Important: Menopause injections are not contraceptive. Although it is unlikely that you would conceive on them, we have seen this occur, and the effect of these injections on a developing baby are not known. Therefore you should use condoms if you require contraception and are using this treatment. 

If your surgery has been postponed

We can only imagine how disappointing it must be to have had your surgery postponed due to the pandemic, especially if you had been waiting a long time for it. Whilst there is nothing we can do to alter that situation, we would like to offer you some reassurances and suggest alternative strategies to get you through the coming weeks to months as best as possible:
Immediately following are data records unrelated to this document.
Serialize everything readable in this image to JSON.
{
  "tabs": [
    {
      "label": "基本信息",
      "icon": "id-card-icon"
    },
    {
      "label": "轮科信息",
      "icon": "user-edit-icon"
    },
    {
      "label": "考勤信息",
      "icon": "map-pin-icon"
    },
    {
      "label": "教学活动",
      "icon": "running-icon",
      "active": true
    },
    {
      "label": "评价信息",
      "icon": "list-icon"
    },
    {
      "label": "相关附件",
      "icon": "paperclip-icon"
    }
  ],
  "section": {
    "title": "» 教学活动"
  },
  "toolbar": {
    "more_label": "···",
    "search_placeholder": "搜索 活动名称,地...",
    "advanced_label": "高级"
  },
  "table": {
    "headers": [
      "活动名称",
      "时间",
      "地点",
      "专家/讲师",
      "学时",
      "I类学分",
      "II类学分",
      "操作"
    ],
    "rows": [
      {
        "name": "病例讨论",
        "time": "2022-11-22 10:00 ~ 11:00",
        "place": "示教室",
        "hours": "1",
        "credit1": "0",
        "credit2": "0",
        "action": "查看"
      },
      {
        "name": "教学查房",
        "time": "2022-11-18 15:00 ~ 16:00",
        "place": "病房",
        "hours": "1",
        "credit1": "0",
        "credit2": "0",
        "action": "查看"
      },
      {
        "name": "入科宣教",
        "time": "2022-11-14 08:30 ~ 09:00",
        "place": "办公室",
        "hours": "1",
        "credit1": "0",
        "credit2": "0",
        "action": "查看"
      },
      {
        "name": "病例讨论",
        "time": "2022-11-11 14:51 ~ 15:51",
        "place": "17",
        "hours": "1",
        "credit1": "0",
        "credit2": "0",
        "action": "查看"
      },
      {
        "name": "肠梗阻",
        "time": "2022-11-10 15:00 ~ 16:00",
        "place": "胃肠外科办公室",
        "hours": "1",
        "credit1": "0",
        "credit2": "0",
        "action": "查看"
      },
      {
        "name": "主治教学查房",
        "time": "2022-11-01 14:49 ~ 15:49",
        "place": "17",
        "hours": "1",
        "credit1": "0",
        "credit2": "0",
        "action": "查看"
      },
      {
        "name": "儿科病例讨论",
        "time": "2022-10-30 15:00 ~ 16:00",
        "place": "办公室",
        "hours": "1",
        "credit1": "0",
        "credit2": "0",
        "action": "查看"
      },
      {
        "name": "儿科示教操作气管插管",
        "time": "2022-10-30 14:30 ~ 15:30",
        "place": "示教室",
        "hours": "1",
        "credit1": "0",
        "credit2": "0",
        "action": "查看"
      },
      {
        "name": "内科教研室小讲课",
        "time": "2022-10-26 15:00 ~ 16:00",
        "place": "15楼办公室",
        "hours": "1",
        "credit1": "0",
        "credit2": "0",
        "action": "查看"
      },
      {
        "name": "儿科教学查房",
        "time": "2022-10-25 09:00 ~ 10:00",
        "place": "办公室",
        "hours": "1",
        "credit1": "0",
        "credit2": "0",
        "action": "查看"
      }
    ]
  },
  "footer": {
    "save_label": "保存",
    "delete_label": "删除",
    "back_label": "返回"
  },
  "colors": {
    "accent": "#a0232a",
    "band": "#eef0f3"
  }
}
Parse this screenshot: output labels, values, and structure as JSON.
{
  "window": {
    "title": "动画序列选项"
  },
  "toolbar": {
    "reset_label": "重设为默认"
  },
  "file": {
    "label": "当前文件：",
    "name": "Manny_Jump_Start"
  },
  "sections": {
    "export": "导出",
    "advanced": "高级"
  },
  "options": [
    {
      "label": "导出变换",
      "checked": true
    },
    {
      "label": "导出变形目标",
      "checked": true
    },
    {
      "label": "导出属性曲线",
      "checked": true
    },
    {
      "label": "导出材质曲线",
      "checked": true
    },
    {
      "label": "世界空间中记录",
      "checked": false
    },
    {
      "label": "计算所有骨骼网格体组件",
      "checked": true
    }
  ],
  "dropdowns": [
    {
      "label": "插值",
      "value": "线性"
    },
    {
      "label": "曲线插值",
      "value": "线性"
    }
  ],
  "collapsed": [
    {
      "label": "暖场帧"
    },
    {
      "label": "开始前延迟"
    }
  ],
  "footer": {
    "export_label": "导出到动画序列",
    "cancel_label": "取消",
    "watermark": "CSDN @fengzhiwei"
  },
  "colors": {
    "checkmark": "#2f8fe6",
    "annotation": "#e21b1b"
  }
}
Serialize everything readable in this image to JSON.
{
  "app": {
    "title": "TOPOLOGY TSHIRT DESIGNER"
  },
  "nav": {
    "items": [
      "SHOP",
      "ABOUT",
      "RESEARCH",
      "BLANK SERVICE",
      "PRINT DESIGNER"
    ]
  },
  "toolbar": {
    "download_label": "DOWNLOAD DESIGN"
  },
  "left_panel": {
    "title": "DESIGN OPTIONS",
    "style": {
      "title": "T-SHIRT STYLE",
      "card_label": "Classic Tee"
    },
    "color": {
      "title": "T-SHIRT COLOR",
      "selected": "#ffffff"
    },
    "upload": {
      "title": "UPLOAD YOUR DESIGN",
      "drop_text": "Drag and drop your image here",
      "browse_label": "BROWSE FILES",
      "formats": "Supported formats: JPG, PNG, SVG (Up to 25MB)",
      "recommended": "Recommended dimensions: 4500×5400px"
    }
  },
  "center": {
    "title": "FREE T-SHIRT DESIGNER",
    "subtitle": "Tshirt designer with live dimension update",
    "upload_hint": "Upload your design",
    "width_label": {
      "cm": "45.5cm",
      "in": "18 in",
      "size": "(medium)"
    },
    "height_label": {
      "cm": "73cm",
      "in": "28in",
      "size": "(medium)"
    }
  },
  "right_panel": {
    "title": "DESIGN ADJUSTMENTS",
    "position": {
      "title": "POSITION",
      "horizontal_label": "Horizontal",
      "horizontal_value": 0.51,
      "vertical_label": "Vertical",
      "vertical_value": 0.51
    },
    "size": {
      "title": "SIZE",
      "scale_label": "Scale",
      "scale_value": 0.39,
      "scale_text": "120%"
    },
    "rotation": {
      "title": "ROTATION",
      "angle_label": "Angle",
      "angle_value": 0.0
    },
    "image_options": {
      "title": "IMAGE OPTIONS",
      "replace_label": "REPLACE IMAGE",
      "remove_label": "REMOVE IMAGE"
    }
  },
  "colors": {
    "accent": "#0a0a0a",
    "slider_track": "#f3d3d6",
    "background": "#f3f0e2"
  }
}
  • There is no evidence that endometriosis is a progressive disease. Therefore not operating on less surgically complex stage I (mild) disease does not mean that by the time you do get your surgery you will have, for example, more complex stage III (severe) disease.
  • Current recommendations are that endometriosis can be managed with either medical treatment (with hormones) or surgical treatment as a first line. There is no good evidence that one is better than the other. Therefore if this was to be your first operation and you have not tried hormonal treatments before, we would strongly suggest that you read the section above on medical treatment and then discuss with your GP about starting one of the treatments that are currently available. Even if you have tried hormones before it would still be worth reading this information, as there may be different options to consider or different ways of taking a treatment that may work better for you.
  • Some clinicians believe that retrograde menstruation (bleeding from the womb into your pelvis through your fallopian tubes at the same time as your period) may continue to gradually increase the amount of endometriosis present and therefore recommend therapies that stop your periods in combination with surgery. Even if this is not the case, the experience of painful periods is unpleasant and may exacerbate other pains. Therefore, unless you have a reason why you don’t want to take hormones, we would recommend considering a hormonal treatment that stops your periods whilst waiting for repeat surgery. Possible options available to start despite the current situation are suggested in the section above on medical treatments.
  • Surgery for endometriosis often does not remove all the pain. There are a number of explanations for this observation, but one possible reason is that there are other factors that contribute to the pain too. In our experience factors that contribute to chronic pelvic pain in women without endometriosis, commonly also occur in women with endometriosis too. We describe some of these factors in the section on endometriosis-associated pain, along with some strategies you can put in place yourself to start to help with these. Whilst they may not take away the pain altogether, they may help clarify how much of your pain is driven by endometriosis and mean that when you do finally get your surgery it has the best chance of being effective.
  • If surgery is being done to improve fertility or before fertility treatments, there is some evidence that this is best done immediately before trying to conceive/IVF treatment. Therefore given the current recommendations on planning for pregnancy during this pandemic, it would probably have been advisable to delay surgery until this is over anyway.